The Court, taking the allegations as true and viewing the complaint in the light most favorable to plaintiff, finds she has met this burden with regards to the QT/QTc interval prolongation claims. Plaintiff alleges that federal Medicare paid for Seroquel prescriptions that were prescribed concomitantly with QT/QTc prolonging medications from 1997 to 2009. NAC at ¶¶ 259, 815. She alleges those claims were factually false because defendants misrepresented the risk of drug interaction between Seroquel and QT/QTc prolonging medications in the requisite drug utilization review so that the Seroquel prescriptions would be filled and the government would pay those claims. Id. at, e.g. ¶ 106; see also Mikes v. Straus, 274 F.3d 687, 697 (2d Cir. 2001) (abrogated on other grounds by Universal Health Servs., Inc. v. United States, 136 S.Ct. 1989, 195 L. Ed. 2d 348 (2016)) ("[A] factually false' certification, . . . involves an incorrect description of goods or services provided or a request for reimbursement for goods or services never provided.").
Plaintiff also alleges the claims were legally false. Defendants were party to two Corporate Integrity Agreements with the federal government that required compliance with all relevant laws to participate in federal health programs. However, they allegedly disregarded these agreements when they failed to disclose the risk of prescribing Seroquel with QT/QTc prolonging medications—as required by federal regulations—so that they could continue to participate in federal health programs. See Mikes, 274 F.3d at 697 (A legally false certification is "a false representation of compliance with a federal statute or regulation or a prescribed contractual term.").
The Court is satisfied that plaintiff has met the pleading standard for False Claims Act cases under Rule 9(b). She alleges facts throughout her complaint that establish a fraudulent scheme in each instance where Seroquel was prescribed with QT/QTc medications without warning from defendants, who allegedly knew of the risk in concomitantly prescribing such medications.

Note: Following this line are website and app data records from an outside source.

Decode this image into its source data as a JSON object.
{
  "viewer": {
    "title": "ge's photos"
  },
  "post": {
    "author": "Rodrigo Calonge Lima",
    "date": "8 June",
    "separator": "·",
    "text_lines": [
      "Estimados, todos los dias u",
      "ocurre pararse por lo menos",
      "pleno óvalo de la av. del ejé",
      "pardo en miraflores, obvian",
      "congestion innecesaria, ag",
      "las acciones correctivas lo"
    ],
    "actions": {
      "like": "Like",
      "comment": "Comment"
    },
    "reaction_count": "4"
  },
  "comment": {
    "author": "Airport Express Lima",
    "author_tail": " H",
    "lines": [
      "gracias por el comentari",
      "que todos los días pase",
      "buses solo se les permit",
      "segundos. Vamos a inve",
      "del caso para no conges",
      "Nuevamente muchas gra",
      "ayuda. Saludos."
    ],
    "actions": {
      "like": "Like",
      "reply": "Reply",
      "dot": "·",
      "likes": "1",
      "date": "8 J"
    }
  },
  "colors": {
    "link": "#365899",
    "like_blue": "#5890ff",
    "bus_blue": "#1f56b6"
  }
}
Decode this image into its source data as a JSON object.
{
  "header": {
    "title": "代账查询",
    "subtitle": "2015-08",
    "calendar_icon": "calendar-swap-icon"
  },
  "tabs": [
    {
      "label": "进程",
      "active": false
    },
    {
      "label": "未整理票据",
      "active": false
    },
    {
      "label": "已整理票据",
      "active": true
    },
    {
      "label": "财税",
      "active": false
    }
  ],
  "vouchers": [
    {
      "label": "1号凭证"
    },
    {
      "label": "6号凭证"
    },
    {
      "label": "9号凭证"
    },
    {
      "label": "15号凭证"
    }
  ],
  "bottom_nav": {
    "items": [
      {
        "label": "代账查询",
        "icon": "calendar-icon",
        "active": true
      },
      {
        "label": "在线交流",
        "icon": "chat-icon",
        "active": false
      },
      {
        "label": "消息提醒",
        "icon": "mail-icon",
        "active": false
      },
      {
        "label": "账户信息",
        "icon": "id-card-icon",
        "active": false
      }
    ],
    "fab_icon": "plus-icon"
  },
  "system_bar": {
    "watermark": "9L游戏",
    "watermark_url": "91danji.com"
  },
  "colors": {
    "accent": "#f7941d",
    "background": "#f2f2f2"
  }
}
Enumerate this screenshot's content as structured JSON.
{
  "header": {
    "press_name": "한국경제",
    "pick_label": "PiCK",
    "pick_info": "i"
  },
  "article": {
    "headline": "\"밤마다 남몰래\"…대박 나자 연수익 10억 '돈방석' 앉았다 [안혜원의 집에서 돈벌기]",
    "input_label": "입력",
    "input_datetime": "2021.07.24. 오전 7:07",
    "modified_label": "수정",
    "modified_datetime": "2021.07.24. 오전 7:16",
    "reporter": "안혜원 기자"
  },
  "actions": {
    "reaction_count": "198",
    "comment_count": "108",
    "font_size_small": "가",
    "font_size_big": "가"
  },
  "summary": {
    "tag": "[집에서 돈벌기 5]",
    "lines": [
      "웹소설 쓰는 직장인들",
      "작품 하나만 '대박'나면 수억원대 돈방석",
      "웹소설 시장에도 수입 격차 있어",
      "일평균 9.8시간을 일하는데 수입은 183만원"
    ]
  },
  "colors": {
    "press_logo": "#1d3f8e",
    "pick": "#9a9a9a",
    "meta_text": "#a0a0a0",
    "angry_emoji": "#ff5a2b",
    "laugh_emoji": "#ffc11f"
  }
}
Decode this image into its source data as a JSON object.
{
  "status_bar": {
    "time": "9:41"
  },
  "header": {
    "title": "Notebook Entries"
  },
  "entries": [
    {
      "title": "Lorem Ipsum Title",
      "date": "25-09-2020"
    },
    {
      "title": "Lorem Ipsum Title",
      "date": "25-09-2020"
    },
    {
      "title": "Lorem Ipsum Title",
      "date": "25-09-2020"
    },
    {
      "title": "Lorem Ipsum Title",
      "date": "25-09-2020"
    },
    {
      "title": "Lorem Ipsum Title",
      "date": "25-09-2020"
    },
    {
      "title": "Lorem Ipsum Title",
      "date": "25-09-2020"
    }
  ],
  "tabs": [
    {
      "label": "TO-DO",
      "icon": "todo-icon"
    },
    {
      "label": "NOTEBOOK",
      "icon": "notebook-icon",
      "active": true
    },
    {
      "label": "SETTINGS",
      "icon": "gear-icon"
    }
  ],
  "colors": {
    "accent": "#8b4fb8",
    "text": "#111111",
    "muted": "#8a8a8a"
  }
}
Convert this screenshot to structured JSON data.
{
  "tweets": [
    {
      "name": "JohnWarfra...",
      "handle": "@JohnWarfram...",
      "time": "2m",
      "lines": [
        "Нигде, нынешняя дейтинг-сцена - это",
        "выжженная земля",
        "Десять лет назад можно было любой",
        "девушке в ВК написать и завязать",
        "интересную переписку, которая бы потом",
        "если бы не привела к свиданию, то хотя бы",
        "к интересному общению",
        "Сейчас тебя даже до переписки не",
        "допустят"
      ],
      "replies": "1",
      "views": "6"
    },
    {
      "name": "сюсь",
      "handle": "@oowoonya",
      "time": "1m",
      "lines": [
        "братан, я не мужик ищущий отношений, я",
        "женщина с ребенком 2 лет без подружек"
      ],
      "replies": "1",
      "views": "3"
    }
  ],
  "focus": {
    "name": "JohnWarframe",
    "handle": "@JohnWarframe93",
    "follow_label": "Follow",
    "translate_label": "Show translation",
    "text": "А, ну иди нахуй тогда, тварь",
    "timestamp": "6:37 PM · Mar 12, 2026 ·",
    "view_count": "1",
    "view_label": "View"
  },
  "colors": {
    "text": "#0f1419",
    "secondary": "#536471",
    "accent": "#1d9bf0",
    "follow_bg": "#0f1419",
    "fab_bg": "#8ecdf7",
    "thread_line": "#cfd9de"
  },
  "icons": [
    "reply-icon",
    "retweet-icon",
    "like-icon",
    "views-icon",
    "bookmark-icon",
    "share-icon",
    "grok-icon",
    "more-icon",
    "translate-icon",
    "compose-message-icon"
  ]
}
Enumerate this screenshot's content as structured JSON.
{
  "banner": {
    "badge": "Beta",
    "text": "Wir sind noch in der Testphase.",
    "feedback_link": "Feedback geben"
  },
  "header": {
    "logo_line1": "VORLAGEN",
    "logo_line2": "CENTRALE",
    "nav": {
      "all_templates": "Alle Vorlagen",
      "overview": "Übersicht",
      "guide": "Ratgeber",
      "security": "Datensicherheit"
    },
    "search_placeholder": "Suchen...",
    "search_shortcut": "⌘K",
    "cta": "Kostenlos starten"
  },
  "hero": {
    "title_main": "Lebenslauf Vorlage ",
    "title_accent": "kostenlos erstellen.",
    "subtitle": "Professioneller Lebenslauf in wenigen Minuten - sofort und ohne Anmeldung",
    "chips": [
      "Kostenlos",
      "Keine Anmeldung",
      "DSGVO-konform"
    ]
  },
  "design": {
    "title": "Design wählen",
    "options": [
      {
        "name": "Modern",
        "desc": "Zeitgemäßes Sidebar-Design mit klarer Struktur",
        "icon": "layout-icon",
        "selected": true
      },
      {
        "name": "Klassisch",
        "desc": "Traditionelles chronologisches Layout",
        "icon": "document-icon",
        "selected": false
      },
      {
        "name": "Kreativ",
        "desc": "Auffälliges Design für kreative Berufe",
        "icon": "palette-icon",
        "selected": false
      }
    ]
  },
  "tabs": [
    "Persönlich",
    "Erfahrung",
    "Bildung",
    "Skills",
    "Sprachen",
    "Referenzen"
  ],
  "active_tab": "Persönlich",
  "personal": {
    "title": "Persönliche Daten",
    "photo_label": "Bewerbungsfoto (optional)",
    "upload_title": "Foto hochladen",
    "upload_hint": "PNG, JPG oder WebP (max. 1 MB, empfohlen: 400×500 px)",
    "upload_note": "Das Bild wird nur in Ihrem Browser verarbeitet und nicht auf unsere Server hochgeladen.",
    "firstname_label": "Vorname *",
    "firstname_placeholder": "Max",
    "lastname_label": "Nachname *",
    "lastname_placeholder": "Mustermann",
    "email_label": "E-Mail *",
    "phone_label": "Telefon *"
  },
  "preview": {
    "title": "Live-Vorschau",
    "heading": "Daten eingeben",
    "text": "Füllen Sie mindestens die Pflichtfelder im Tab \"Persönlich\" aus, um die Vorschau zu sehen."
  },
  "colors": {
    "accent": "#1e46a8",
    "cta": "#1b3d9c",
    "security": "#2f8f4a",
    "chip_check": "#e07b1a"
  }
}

In this way, plaintiff appropriately alleges a "complex fraudulent scheme . . . occurring over a lengthy period of time and involving thousands of billing documents," which relaxes the Rule 9(b) pleading standard. U.S. ex rel. Mooney v. Americare, Inc., 2013 WL 1346022, at *3 (E.D.N.Y. Apr. 3, 2013).
2. Count Two.
Count Two in the Ninth Amended Complaint alleges that defendants violated the Corporate Integrity Agreements. In oral argument, plaintiff acknowledged that Count Two was not intended to be a breach of contract claim—for which she would lack standing—but rather an inartfully pleaded reverse false claim. A reverse false claim would be extant when an individual "knowingly conceals or knowingly and improperly avoids or decreases an obligation to pay or transmit money or property to the Government." 31 U.S.C. § 3729(a)(1)(G).
Plaintiff reasons that defendants' failure to disclose the risks of concomitantly prescribing Seroquel with QT/QTc prolonging medications enabled them to avoid paying stipulated damages to the federal government for this breach of the Corporate Integrity Agreements. This argument is unpersuasive for the same reason the Massachusetts district court dismissed a plaintiff's reverse false claim in U.S. ex rel. Booker v. Pfizer, Inc., 9 F.Supp.3d 34, 50 (D. Mass. 2014): the stipulated penalties themselves are not an obligation owed to the federal government. They are not automatically imposed; rather, the government must choose to impose stipulated penalties and defendants may appeal such imposition with an administrative law judge. As the district court in Booker convincingly reasoned:
Id. at 49-50.
For the aforementioned reasons, defendants' Rule 12(b)(1) motion is GRANTED and the Rule 12(b)(6) motion is DENIED as to the QT/QTc federal claim in Count One and GRANTED as to Count Two.